What the exercise asks —
Search the material below for the word "likes". Copy every line where it is found.

Study material —

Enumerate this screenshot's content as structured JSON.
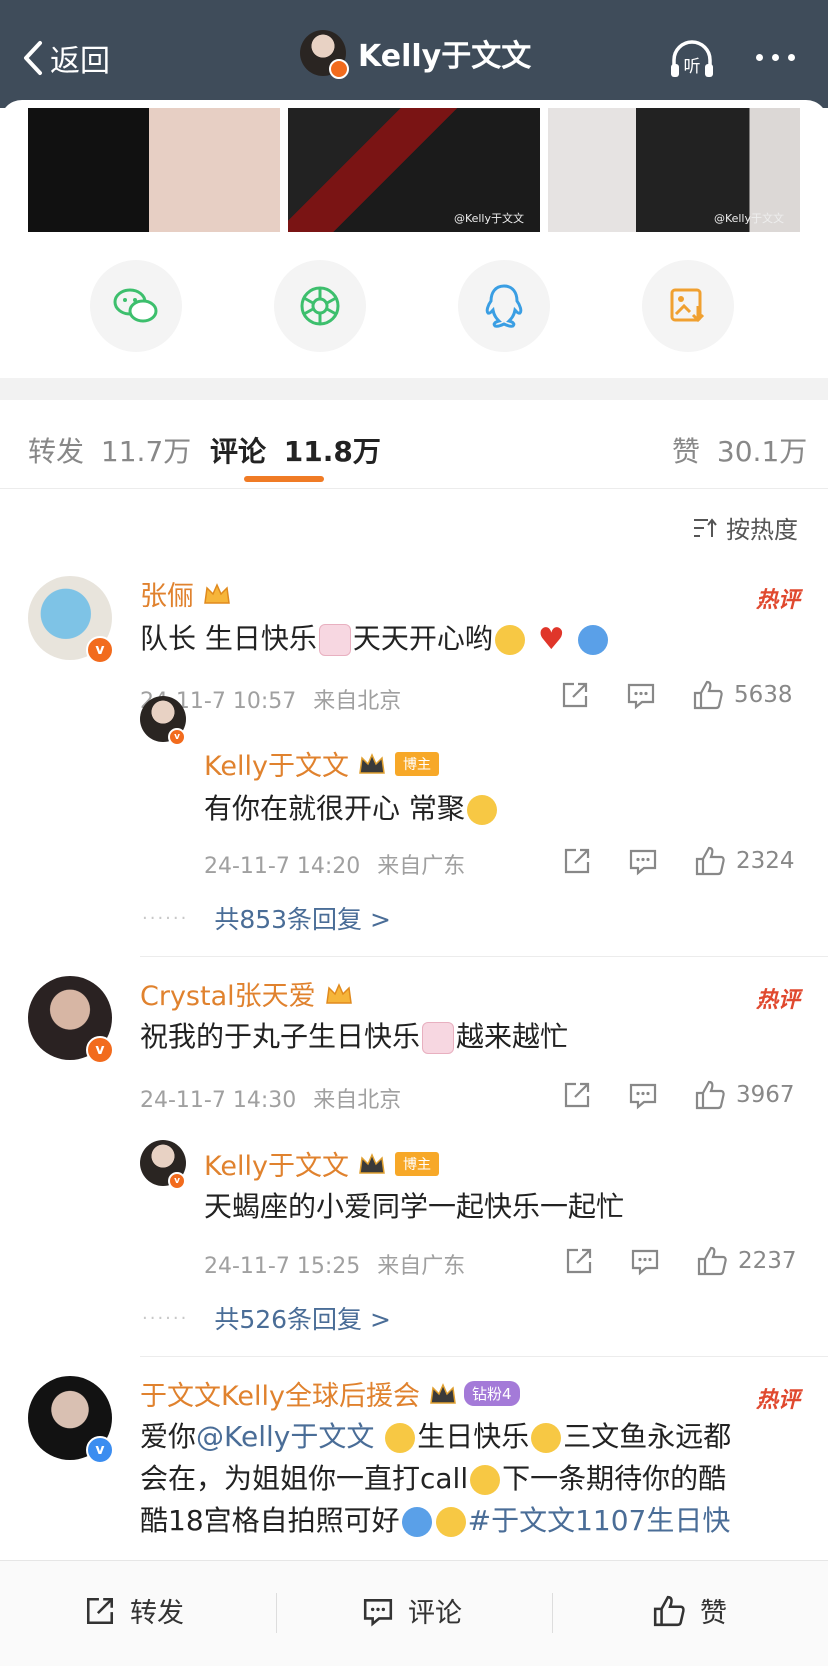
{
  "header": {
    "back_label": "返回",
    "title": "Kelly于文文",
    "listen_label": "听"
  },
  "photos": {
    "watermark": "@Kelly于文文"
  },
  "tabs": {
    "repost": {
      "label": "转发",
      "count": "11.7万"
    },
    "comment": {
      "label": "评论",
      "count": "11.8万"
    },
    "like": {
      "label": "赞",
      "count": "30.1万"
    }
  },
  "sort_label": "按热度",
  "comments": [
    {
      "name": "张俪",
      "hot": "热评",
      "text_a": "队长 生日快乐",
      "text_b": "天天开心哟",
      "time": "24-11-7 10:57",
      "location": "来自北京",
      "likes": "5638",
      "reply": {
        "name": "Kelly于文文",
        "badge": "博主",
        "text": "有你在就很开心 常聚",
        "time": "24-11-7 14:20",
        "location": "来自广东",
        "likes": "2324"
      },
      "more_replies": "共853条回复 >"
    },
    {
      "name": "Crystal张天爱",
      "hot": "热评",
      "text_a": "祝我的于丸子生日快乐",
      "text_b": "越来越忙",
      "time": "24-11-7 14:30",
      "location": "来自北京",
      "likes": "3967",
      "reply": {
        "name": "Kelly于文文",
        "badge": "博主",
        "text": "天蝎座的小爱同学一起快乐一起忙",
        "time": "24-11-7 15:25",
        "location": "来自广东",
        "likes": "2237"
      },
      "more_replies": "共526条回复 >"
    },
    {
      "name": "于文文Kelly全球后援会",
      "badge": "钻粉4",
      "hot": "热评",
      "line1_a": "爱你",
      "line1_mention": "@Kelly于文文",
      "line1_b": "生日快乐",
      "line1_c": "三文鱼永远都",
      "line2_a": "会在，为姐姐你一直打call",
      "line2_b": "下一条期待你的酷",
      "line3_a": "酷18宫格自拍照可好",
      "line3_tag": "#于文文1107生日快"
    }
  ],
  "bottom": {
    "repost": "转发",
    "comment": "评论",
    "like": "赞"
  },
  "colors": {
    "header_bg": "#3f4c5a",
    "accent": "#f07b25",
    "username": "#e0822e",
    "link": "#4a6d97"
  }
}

Result below —
      "likes": "5638",
        "likes": "2324"
      "likes": "3967",
        "likes": "2237"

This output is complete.